RECORD SET: Begin
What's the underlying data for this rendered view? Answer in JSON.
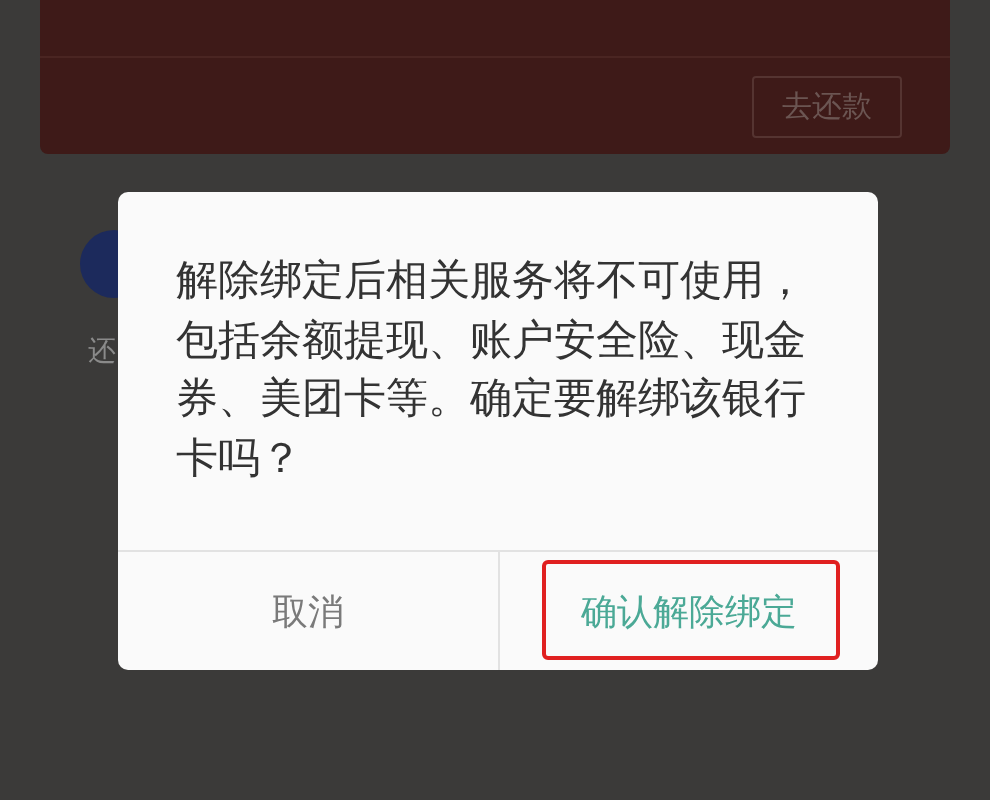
{
  "background": {
    "repay_button": "去还款",
    "side_label": "还"
  },
  "dialog": {
    "message": "解除绑定后相关服务将不可使用，包括余额提现、账户安全险、现金券、美团卡等。确定要解绑该银行卡吗？",
    "buttons": [
      {
        "label": "取消",
        "kind": "cancel",
        "highlighted": false
      },
      {
        "label": "确认解除绑定",
        "kind": "confirm",
        "highlighted": true
      }
    ]
  }
}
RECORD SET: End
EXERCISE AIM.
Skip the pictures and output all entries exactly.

WRITTEN SOLUTION.
What's the underlying data for this rendered view? Answer in JSON.
{
  "background": {
    "repay_button": "去还款",
    "side_label": "还"
  },
  "dialog": {
    "message": "解除绑定后相关服务将不可使用，包括余额提现、账户安全险、现金券、美团卡等。确定要解绑该银行卡吗？",
    "buttons": [
      {
        "label": "取消",
        "kind": "cancel",
        "highlighted": false
      },
      {
        "label": "确认解除绑定",
        "kind": "confirm",
        "highlighted": true
      }
    ]
  }
}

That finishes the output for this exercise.